» WHAT TO WORK ON
Every line below that mentions the word "Raporty" should be copied out.

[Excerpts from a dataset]
------------------------
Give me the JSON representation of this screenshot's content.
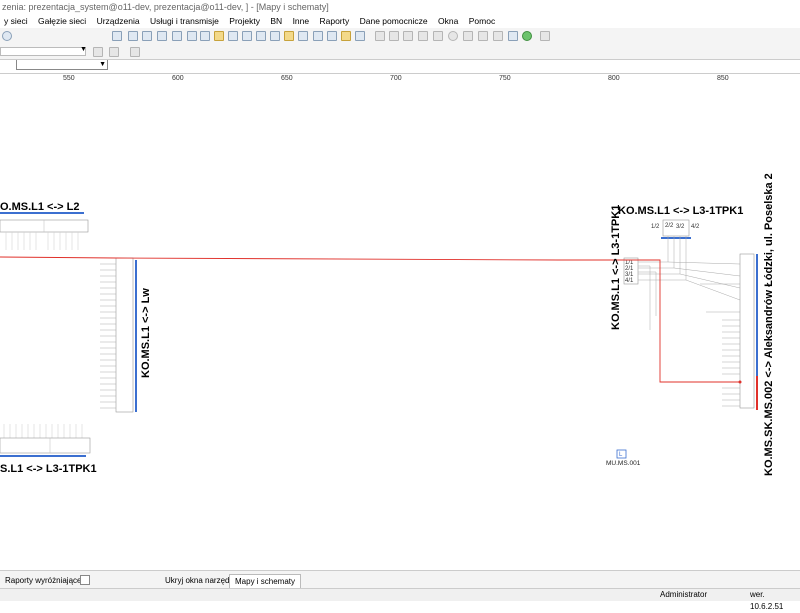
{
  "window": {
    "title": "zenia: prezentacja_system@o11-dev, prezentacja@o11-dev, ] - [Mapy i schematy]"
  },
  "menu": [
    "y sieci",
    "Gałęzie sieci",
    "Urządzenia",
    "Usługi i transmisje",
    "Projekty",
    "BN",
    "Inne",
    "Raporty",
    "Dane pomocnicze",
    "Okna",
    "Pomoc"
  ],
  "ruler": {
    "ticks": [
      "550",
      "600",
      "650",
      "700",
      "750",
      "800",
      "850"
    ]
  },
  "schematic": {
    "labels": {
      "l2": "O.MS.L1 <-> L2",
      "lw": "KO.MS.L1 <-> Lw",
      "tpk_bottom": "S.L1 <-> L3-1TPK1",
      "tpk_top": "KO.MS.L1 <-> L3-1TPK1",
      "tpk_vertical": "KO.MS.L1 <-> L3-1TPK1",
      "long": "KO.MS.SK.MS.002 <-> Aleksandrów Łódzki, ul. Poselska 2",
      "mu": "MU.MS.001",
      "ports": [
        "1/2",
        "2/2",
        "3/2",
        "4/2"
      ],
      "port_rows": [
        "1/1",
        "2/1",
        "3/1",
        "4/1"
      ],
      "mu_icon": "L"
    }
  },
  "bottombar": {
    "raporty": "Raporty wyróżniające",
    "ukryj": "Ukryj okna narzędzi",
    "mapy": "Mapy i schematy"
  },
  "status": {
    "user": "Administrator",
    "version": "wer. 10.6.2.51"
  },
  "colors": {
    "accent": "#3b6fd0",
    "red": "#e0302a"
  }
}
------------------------
» REPLY
    "Raporty",
    "raporty": "Raporty wyróżniające",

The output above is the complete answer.